The Air France tragedy shares some eerie similarities with the missing Malaysia Airlines jet — neither plane sent a distress signal — but the French plane’s recovery benefited from its altitude and low speed when it hit the water, Learmont said.
“It’s the reason why there was floating wreckage as well as some big bits on the seabed when, after two years of search, they found the wreckage,” he added.
So far, officials can’t provide the circumstances for why Flight 370, which was supposed to arrive March 8 in Beijing from Kuala Lumpur, deliberately flew thousands of miles off course over the southern Indian Ocean. The rate at which it struck the water is also unclear.
“Oceanographers have said that the sea floor in this area is very silty, so anything heavy — engine parts, wing spars — may sink in, in which case … we may not be able to ‘see’ anything,” Learmont said.
An unmanned U.S.-made submarine has been using sonar to scour the ocean floor some 15,000 feet down. Air France, which carried 228 people on board, was discovered 12,795 feet below the surface.
While it makes finding Flight 370 more difficult the further down it may have sunk, that could actually benefit the search for remains.
“I thought to myself, she found her grave in the sea, and it was OK for me. Now it disturbs us again.”
That’s because there are fewer animals to disturb the wreckage site at that depth, said Robert Jensen, CEO of Kenyon International Emergency Services, a private firm that has helped airlines in the recovery process after a crash.
Fragments of human remains could be located, and investigators would be able to use DNA and forensics to determine whom they belong to.
That was the case with Air France, in which one of the skeletal remains dredged up in 2011 was discovered strapped into a seat.
Jensen said the Indian Ocean’s depth would require an unmanned vehicle to haul the wreckage to the surface — a painstaking process that could also be controversial, opening up wounds among family members, some of whom might rather their loved ones be left entombed in the ocean.
Others, however, may want the remains recovered, even if there’s a risk the machinery could damage them.

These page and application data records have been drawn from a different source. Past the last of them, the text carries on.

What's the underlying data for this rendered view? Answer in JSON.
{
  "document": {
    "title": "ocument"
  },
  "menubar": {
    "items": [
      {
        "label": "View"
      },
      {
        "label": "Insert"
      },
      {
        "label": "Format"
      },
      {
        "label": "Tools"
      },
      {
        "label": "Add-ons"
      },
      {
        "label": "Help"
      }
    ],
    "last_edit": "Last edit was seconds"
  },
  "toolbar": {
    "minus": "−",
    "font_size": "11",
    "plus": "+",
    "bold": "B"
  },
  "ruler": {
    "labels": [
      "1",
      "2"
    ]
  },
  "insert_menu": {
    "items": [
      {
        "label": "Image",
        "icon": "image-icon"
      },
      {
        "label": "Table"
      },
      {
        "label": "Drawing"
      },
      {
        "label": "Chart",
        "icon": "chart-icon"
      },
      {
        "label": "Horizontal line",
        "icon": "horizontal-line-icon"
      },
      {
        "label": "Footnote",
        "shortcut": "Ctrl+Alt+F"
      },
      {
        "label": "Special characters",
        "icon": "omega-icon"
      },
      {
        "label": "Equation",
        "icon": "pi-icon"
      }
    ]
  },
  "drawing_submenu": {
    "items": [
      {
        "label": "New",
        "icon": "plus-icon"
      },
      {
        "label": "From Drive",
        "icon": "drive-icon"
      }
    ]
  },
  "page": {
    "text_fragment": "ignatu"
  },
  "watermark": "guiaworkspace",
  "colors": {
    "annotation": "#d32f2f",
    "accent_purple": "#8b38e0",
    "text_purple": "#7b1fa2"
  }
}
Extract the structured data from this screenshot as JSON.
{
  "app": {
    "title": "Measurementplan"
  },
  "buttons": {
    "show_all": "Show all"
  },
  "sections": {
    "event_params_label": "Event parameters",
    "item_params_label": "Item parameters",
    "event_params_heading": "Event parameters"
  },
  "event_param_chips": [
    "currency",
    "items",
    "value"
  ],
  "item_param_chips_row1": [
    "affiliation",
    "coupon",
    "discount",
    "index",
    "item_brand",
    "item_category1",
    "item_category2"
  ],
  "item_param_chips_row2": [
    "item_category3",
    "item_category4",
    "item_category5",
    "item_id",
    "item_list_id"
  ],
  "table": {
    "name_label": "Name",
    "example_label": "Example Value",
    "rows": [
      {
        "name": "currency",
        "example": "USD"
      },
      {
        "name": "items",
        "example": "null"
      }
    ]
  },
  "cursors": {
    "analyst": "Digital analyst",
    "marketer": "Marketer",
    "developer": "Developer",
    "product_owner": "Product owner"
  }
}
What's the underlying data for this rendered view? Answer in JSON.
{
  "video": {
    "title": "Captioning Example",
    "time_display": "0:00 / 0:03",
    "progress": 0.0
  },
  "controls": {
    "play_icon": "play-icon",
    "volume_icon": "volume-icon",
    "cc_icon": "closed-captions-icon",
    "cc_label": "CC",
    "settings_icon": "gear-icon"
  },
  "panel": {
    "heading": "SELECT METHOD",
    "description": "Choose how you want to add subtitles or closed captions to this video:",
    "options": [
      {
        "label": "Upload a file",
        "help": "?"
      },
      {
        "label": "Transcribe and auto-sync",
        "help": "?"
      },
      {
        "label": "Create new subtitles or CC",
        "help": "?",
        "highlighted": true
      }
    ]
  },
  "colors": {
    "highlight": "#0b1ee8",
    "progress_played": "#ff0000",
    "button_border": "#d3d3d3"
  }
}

Air France families who thought they lost their loved ones for good in 2009 experienced emotional turmoil when new remains were found during a renewed search in 2011.
Winifried Schmidt, who lost his 27-year-old daughter in the accident, had mixed emotions, he told USA Today.
“I thought I had put it to peace already,” he said at the time, adding, “I thought to myself, she found her grave in the sea, and it was OK for me. Now it disturbs us again.”